Segment Start: Source records

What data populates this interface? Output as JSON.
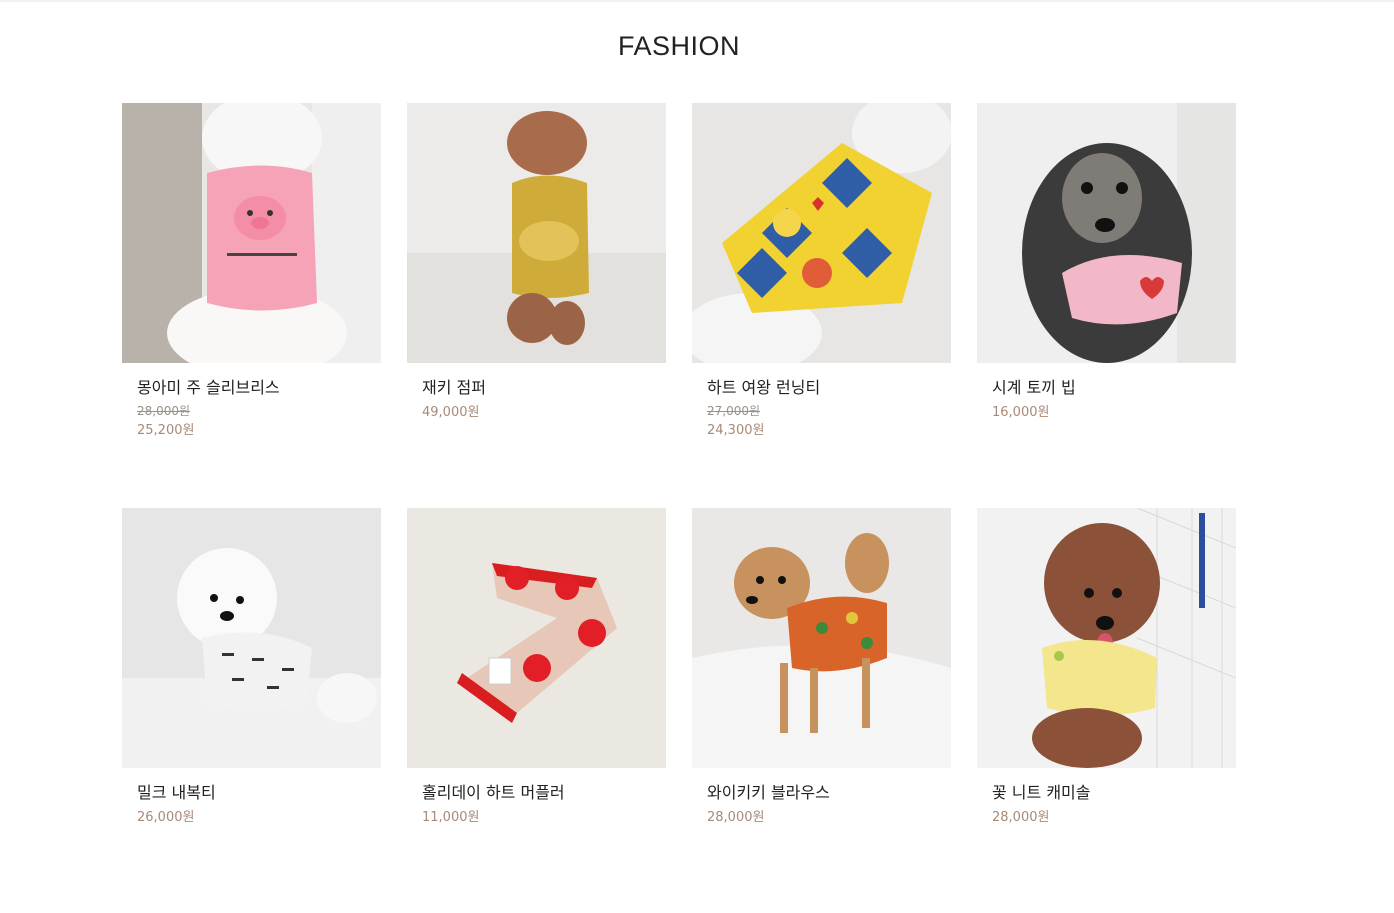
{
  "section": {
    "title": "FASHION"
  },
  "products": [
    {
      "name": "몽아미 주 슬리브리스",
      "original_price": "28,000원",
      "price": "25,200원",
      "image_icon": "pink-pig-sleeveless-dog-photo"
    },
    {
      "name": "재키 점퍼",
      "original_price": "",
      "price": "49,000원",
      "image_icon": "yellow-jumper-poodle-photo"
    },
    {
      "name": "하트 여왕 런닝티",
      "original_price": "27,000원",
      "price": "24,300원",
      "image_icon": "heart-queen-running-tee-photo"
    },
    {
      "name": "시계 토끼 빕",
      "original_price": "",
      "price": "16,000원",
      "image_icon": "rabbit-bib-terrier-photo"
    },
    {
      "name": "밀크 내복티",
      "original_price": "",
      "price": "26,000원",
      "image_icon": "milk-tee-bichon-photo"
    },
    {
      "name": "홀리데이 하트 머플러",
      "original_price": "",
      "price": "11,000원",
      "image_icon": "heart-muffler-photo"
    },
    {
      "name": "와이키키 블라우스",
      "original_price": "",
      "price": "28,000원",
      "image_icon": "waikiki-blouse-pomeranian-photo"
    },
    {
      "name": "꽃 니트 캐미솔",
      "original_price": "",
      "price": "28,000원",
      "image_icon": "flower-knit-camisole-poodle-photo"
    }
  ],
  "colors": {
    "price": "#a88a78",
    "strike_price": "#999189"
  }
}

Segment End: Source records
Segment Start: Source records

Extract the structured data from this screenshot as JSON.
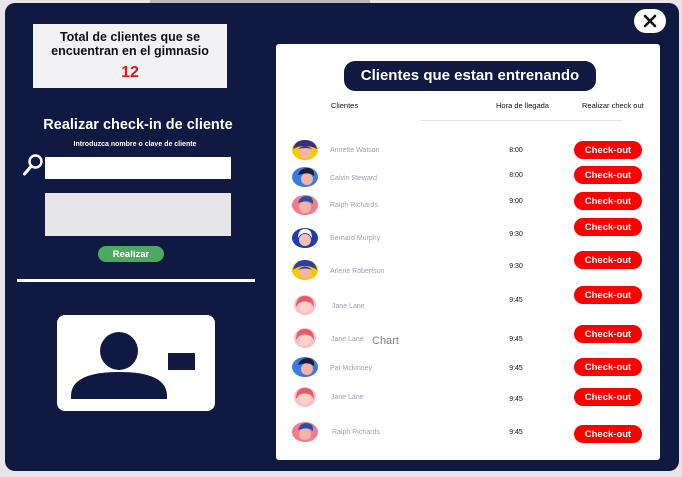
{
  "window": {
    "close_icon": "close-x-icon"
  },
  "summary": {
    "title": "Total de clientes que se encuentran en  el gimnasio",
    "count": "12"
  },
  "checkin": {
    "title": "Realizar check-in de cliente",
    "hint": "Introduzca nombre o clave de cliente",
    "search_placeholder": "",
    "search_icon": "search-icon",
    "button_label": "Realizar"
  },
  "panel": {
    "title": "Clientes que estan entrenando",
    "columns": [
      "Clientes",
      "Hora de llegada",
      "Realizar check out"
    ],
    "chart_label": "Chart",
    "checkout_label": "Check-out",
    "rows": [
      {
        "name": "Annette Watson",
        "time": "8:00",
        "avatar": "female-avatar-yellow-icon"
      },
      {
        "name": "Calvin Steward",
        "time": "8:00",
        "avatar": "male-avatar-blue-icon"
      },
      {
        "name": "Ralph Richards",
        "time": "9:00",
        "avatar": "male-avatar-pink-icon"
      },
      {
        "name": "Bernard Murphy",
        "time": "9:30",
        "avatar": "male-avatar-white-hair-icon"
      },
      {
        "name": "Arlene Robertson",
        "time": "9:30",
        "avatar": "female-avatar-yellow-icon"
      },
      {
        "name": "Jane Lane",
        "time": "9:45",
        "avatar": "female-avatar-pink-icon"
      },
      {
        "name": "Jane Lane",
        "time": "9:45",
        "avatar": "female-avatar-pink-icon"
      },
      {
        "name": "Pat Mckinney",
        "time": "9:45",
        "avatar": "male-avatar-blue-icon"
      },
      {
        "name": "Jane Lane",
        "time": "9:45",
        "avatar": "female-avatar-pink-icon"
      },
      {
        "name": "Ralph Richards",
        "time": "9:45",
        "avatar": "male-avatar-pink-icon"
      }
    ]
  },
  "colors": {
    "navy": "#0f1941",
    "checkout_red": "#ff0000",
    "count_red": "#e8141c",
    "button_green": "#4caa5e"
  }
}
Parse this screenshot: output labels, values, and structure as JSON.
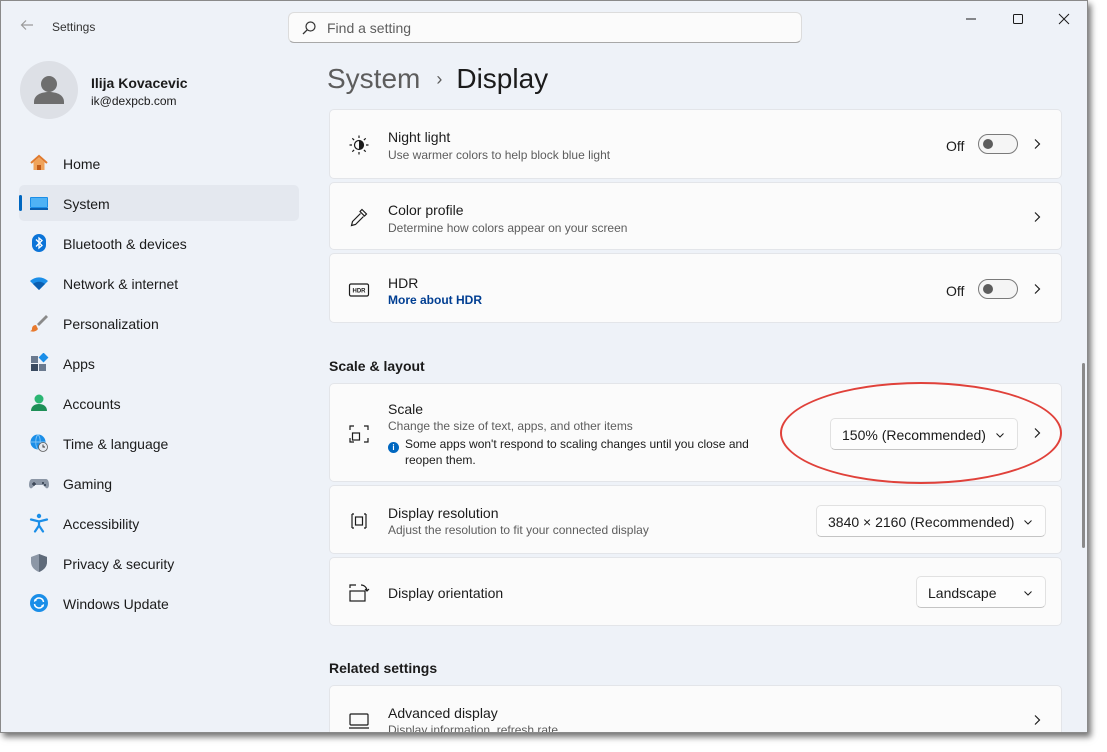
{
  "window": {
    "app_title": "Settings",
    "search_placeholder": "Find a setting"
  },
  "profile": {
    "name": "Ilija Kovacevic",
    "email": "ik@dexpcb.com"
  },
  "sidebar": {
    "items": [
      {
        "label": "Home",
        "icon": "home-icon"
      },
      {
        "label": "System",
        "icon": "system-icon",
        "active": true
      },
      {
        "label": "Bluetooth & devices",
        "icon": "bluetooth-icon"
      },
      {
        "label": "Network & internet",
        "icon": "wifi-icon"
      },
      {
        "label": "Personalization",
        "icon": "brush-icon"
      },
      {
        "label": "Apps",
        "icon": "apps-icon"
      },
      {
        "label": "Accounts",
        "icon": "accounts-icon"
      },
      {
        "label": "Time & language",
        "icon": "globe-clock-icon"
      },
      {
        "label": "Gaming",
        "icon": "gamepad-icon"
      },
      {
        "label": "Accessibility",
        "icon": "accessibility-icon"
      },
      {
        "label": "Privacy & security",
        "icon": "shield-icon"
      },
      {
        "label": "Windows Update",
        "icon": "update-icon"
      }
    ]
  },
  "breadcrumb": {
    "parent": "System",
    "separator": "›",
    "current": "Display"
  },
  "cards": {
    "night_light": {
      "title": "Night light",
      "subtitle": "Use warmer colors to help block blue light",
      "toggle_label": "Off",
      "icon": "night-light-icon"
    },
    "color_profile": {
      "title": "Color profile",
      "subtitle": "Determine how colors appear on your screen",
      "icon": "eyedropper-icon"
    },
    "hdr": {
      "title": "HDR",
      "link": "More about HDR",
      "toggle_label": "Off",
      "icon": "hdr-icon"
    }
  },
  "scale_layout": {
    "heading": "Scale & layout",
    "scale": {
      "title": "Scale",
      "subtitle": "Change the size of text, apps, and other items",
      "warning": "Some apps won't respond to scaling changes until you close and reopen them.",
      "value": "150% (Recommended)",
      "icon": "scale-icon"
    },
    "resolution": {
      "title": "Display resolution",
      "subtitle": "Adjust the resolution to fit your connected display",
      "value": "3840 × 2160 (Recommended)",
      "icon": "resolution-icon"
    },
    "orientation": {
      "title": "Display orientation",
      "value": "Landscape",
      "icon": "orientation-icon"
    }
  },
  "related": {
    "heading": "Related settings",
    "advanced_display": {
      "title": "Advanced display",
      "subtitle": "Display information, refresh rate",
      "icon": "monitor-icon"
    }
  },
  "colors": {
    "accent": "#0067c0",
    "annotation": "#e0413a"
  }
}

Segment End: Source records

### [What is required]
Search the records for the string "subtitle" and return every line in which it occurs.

### [Final answer]
      "subtitle": "Use warmer colors to help block blue light",
      "subtitle": "Determine how colors appear on your screen",
      "subtitle": "Change the size of text, apps, and other items",
      "subtitle": "Adjust the resolution to fit your connected display",
      "subtitle": "Display information, refresh rate",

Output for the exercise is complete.